What inspires you to write?
Nature has always been a huge inspiration for me. Taking slow walks outside helps me relax and focus on my surroundings. It is in those surroundings that I might hear a squirrel chattering, see the huge eyes of an owl staring at me, or smell the aroma of wild honeysuckle on a vine. These sensual moments tend to stir my creative process. I also get inspiration from interacting with children. Trying to visualize this world through their eyes puts things in perspective for me.
How do you develop your plot and characters?
I was taught to “Write what you know.” My picture book, LILY AND BUTTONS, is actually based on the true story of an orphaned buffalo calf and an orphaned longhorn calf. They formed a deep bond. When Lily was accepted by the longhorn herd, I knew it was a great story of inclusion. As in LILY AND BUTTONS, my characters need to be relatable to children. I want children to see a little of themselves while reading and to know how my character may feel. I also want children to laugh with my characters. Lily and Buttons have some fun adventures that will bring smiles to my readers.

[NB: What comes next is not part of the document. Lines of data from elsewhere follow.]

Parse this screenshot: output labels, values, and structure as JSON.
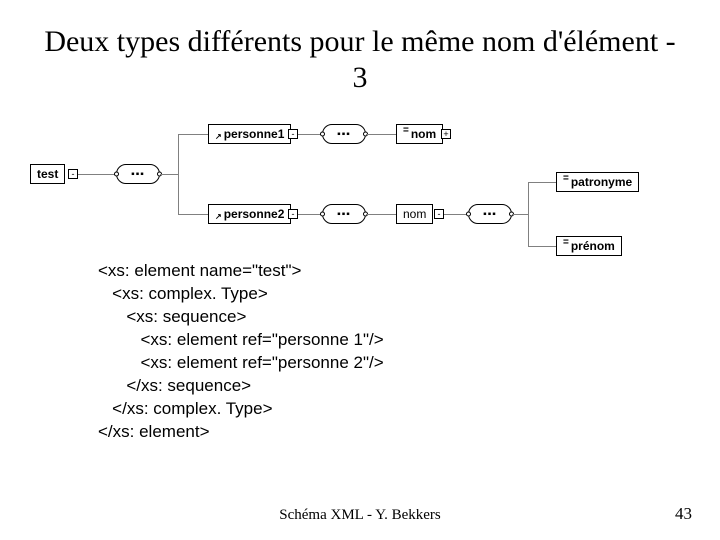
{
  "title": "Deux types différents pour le même nom d'élément - 3",
  "diagram": {
    "test": "test",
    "personne1": "personne1",
    "personne2": "personne2",
    "nom1": "nom",
    "nom2": "nom",
    "patronyme": "patronyme",
    "prenom": "prénom",
    "dots": "▪▪▪"
  },
  "code": {
    "l1": "<xs: element name=\"test\">",
    "l2": "   <xs: complex. Type>",
    "l3": "      <xs: sequence>",
    "l4": "         <xs: element ref=\"personne 1\"/>",
    "l5": "         <xs: element ref=\"personne 2\"/>",
    "l6": "      </xs: sequence>",
    "l7": "   </xs: complex. Type>",
    "l8": "</xs: element>"
  },
  "footer": "Schéma XML - Y. Bekkers",
  "page": "43"
}
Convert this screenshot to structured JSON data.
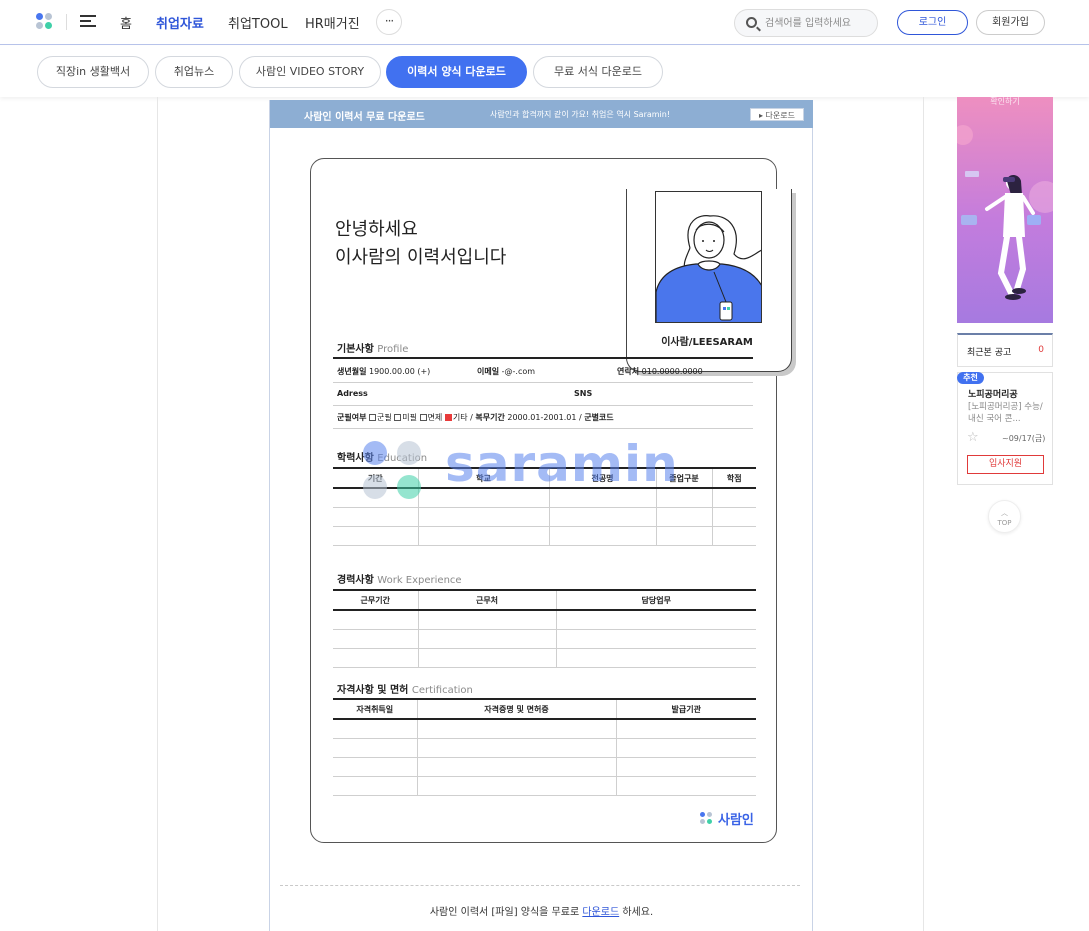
{
  "header": {
    "nav": [
      "홈",
      "취업자료",
      "취업TOOL",
      "HR매거진"
    ],
    "more": "···",
    "search_placeholder": "검색어를 입력하세요",
    "login": "로그인",
    "join": "회원가입"
  },
  "subnav": {
    "items": [
      "직장in 생활백서",
      "취업뉴스",
      "사람인 VIDEO STORY",
      "이력서 양식 다운로드",
      "무료 서식 다운로드"
    ],
    "active": "이력서 양식 다운로드"
  },
  "banner": {
    "title": "사람인 이력서 무료 다운로드",
    "subtitle": "사람인과 합격까지 같이 가요! 취업은 역시 Saramin!",
    "button": "다운로드"
  },
  "resume": {
    "greeting_line1": "안녕하세요",
    "greeting_line2": "이사람의 이력서입니다",
    "photo_name": "이사람/LEESARAM",
    "profile": {
      "title": "기본사항",
      "title_en": "Profile",
      "birth_label": "생년월일",
      "birth_value": "1900.00.00 (+)",
      "email_label": "이메일",
      "email_value": "-@-.com",
      "phone_label": "연락처",
      "phone_value": "010.0000.0000",
      "address_label": "Adress",
      "sns_label": "SNS",
      "military_label": "군필여부",
      "military_opts": [
        "군필",
        "미필",
        "면제",
        "기타"
      ],
      "service_label": "복무기간",
      "service_value": "2000.01-2001.01",
      "code_label": "군별코드"
    },
    "education": {
      "title": "학력사항",
      "title_en": "Education",
      "columns": [
        "기간",
        "학교",
        "전공명",
        "졸업구분",
        "학점"
      ]
    },
    "work": {
      "title": "경력사항",
      "title_en": "Work Experience",
      "columns": [
        "근무기간",
        "근무처",
        "담당업무"
      ]
    },
    "cert": {
      "title": "자격사항 및 면허",
      "title_en": "Certification",
      "columns": [
        "자격취득일",
        "자격증명 및 면허증",
        "발급기관"
      ]
    },
    "watermark": "saramin",
    "card_logo": "사람인"
  },
  "footer": {
    "before": "사람인 이력서 [파일] 양식을 무료로",
    "link": "다운로드",
    "after": "하세요."
  },
  "sidebar": {
    "ad_caption": "확인하기",
    "recent_label": "최근본 공고",
    "recent_count": "0",
    "badge": "추천",
    "company": "노피공머리공",
    "desc": "[노피공머리공] 수능/내신 국어 콘...",
    "deadline": "~09/17(금)",
    "apply": "입사지원",
    "top": "TOP"
  },
  "colors": {
    "brand_blue": "#4171f0",
    "banner": "#8daed3",
    "accent_red": "#e03a3a"
  }
}
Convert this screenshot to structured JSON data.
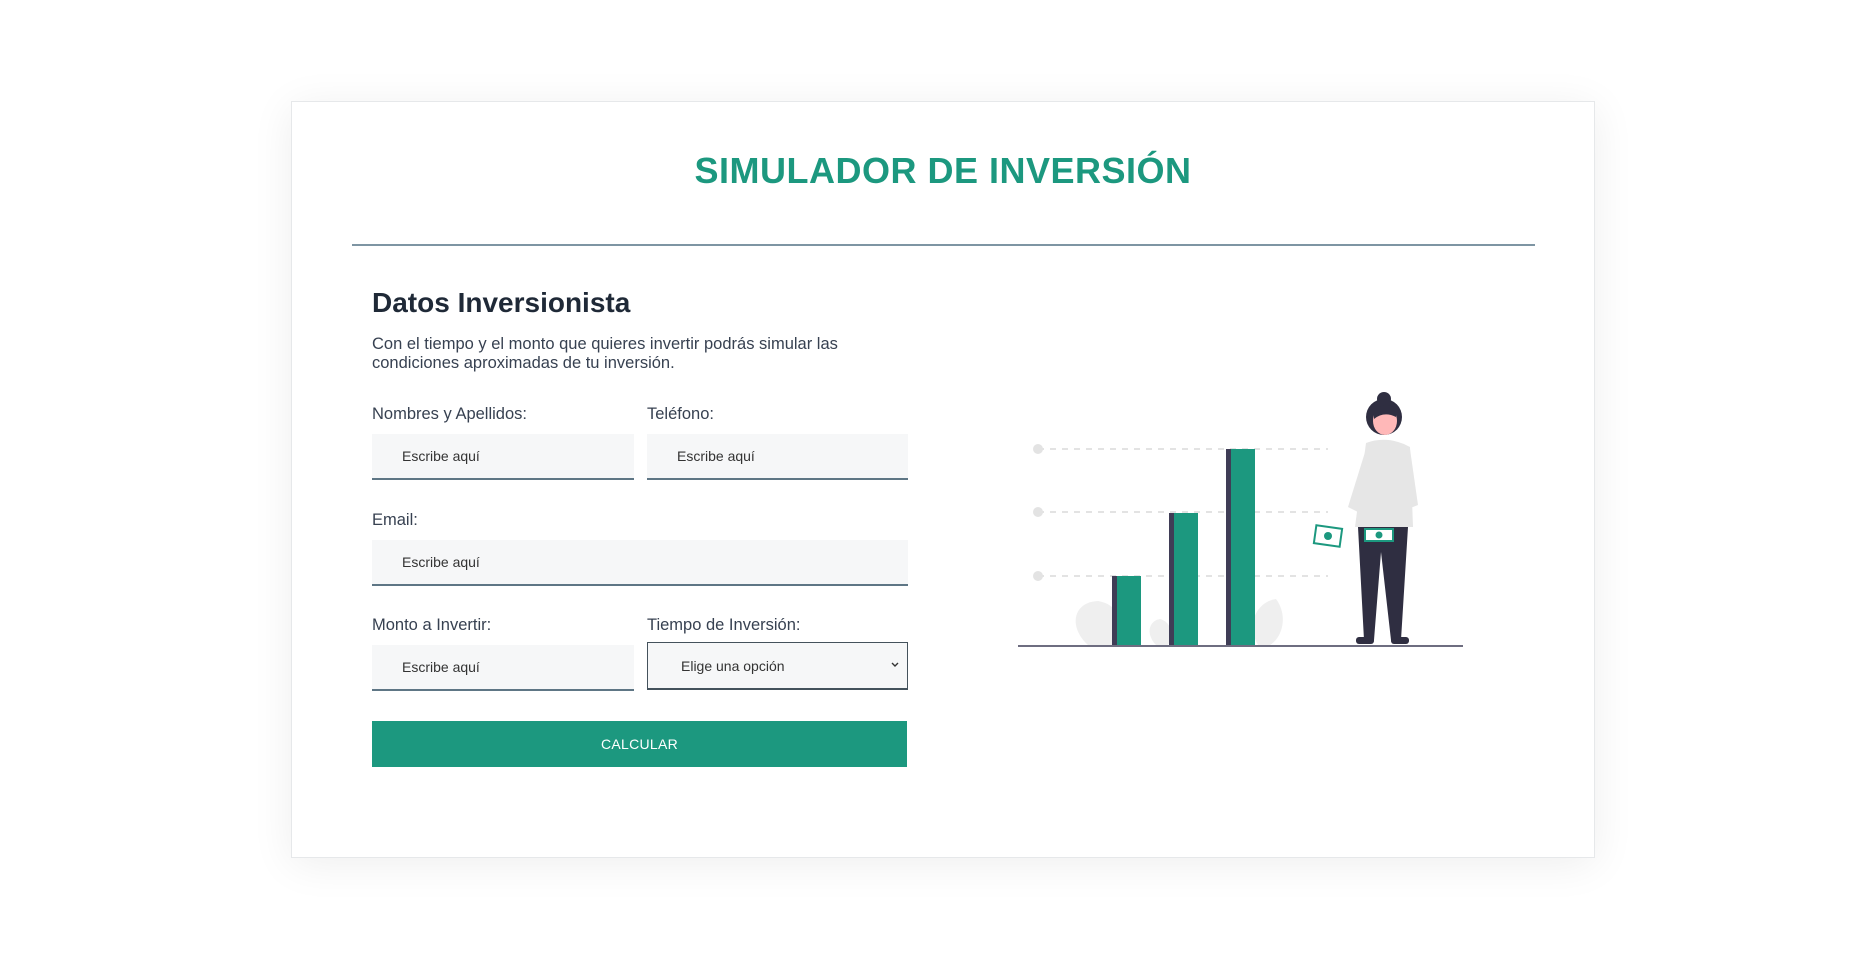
{
  "header": {
    "title": "SIMULADOR DE INVERSIÓN"
  },
  "form": {
    "section_title": "Datos Inversionista",
    "description": "Con el tiempo y el monto que quieres invertir podrás simular las condiciones aproximadas de tu inversión.",
    "name_label": "Nombres y Apellidos:",
    "name_placeholder": "Escribe aquí",
    "phone_label": "Teléfono:",
    "phone_placeholder": "Escribe aquí",
    "email_label": "Email:",
    "email_placeholder": "Escribe aquí",
    "amount_label": "Monto a Invertir:",
    "amount_placeholder": "Escribe aquí",
    "time_label": "Tiempo de Inversión:",
    "time_selected": "Elige una opción",
    "submit_label": "CALCULAR"
  },
  "colors": {
    "accent": "#1c987f",
    "divider": "#7e95a3",
    "text_dark": "#1f2937"
  },
  "icons": {
    "select": "chevron-down-icon"
  }
}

Tell me about your protagonist. What’s your favorite trait and/or weakness?
My favorite trait about Lily in LILY AND BUTTONS is her unconditional love. She knows no bias or difference between her and any other animal in the barn. She is devastated when she is placed with the buffalo herd and Buttons is placed with the cattle herd. Children can relate. They, too, see others not with their eyes but with their hearts.
What are your current/future projects?

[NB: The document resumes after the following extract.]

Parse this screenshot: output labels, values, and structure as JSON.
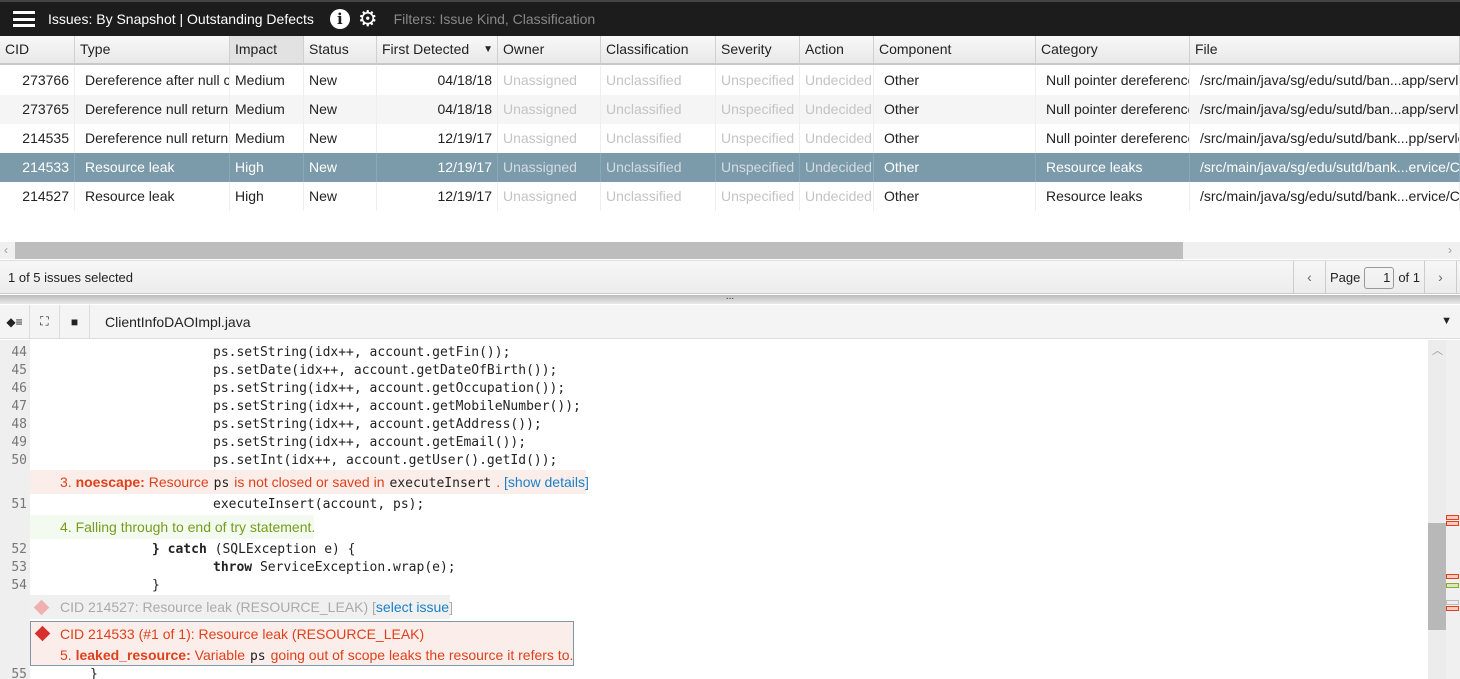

I am currently working on a project that I literally picked up on one of my walks. I stumbled across a broken branch that had three holes in it. Each hole was about two inches in diameter. I kept looking at those holes and imagining various animals making their nests inside. I knew I had to have this branch, so I dragged it home where it sat on my porch for weeks. Every time I passed it, I visualized bits of an adventure taking place. Fast forward to today, and that branch is now a manuscript from the tree’s perspective of having three fighting families living in him. All he wants is to be a family tree. Trouble arises in the form of a beetle invasion. The three families put aside their differences to save their tree and their homes. Finally, the tree gets his wish. The characters are funny and engaging.

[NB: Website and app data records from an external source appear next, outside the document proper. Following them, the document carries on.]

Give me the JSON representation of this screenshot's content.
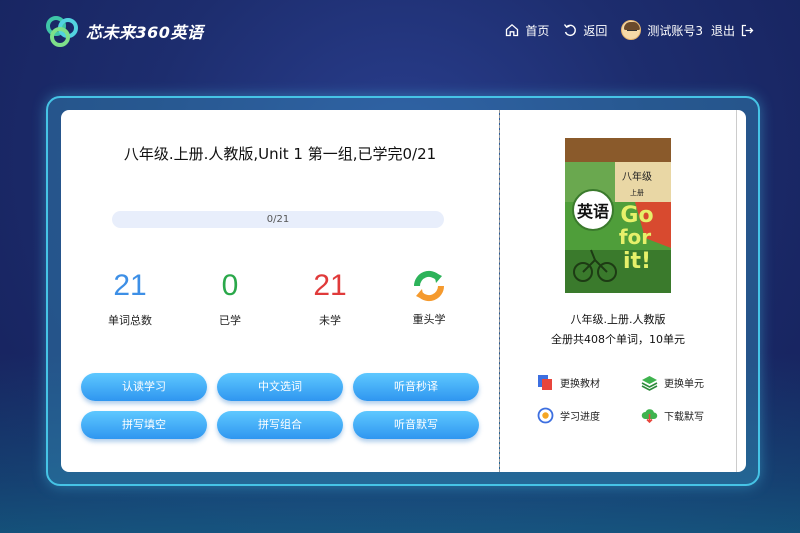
{
  "brand": {
    "name": "芯未来360英语",
    "color": "#3fc6a8"
  },
  "nav": {
    "home": "首页",
    "back": "返回",
    "account": "测试账号3",
    "logout": "退出"
  },
  "lesson": {
    "title": "八年级.上册.人教版,Unit 1 第一组,已学完0/21",
    "progress_text": "0/21",
    "progress_fraction": 0
  },
  "stats": [
    {
      "value": "21",
      "label": "单词总数",
      "color": "#3d8fe6"
    },
    {
      "value": "0",
      "label": "已学",
      "color": "#2aa84a"
    },
    {
      "value": "21",
      "label": "未学",
      "color": "#e03a3a"
    }
  ],
  "restart": {
    "label": "重头学",
    "icon": "refresh-icon"
  },
  "modes": [
    "认读学习",
    "中文选词",
    "听音秒译",
    "拼写填空",
    "拼写组合",
    "听音默写"
  ],
  "book": {
    "cover_grade": "八年级",
    "cover_term": "上册",
    "cover_subject": "英语",
    "cover_slogan": [
      "Go",
      "for",
      "it!"
    ],
    "name": "八年级.上册.人教版",
    "info": "全册共408个单词，10单元"
  },
  "actions": [
    {
      "label": "更换教材",
      "icon": "book-swap-icon"
    },
    {
      "label": "更换单元",
      "icon": "layers-icon"
    },
    {
      "label": "学习进度",
      "icon": "progress-icon"
    },
    {
      "label": "下载默写",
      "icon": "cloud-download-icon"
    }
  ]
}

Do you have a routine you follow when writing?
I am a bit old-fashioned in this area. I still like the feel of a pencil gliding over the paper as I write my notes. Once I gather all my notes, I begin the extremely rough draft with paper and pencil. My mind tends to flow smoother this way than when I type on a keyboard. I always leave the first draft to simmer for a few days before I begin the revision process. I try to write in the morning, but only after I have had my coffee.
Do you have any advice for aspiring writers?
The best advice I can give is to enjoy the whole creative process. If you have an idea that keeps coming back to you, write it down. If it wakes you up at night, get up and write it down. No matter how small or simple, these ideas can quickly grow into the perfect book that will inspire others.
What is your preferred method for readers to get in touch with you?